→ **Exercise requirements**
Report back every line in the data that includes the string "text".

→ **Records to use**
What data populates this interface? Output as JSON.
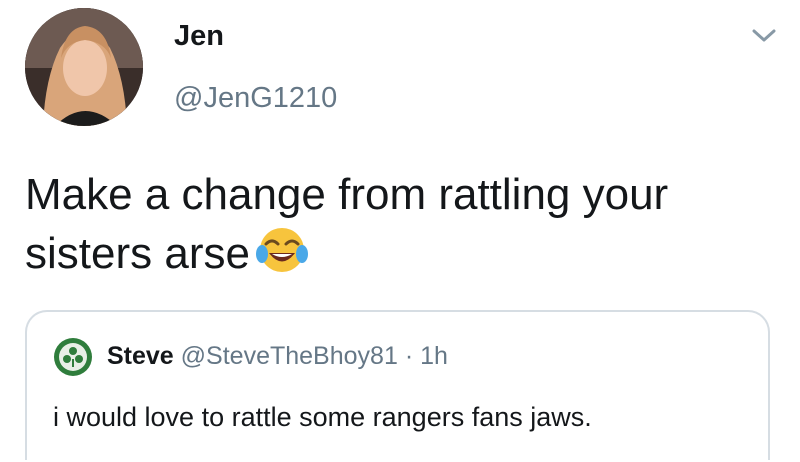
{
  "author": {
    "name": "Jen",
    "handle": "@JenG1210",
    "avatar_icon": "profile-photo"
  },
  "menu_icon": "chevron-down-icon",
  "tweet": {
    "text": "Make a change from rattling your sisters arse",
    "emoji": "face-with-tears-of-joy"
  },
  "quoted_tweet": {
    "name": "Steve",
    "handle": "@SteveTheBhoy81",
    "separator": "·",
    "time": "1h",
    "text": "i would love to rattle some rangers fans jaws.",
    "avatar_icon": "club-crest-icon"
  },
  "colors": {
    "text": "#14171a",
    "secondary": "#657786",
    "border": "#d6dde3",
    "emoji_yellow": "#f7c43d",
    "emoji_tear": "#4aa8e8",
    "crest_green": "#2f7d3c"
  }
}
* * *
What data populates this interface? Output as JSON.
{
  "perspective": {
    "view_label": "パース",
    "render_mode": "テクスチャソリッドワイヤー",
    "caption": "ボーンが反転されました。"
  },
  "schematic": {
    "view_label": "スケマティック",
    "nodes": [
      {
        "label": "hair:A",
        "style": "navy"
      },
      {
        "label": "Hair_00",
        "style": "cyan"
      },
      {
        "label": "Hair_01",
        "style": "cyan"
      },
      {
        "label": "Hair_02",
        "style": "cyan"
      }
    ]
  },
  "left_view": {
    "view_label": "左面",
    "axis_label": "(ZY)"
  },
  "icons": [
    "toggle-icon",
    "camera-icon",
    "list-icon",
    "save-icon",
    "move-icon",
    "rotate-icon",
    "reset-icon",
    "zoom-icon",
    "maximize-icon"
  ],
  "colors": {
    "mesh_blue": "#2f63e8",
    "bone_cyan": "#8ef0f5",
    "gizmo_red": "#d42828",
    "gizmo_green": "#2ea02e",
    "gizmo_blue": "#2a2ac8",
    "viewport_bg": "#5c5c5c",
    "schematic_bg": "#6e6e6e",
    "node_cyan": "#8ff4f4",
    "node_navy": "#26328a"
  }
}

→ **Output for this task**
    "text": "Make a change from rattling your sisters arse",
    "text": "i would love to rattle some rangers fans jaws.",
    "text": "#14171a",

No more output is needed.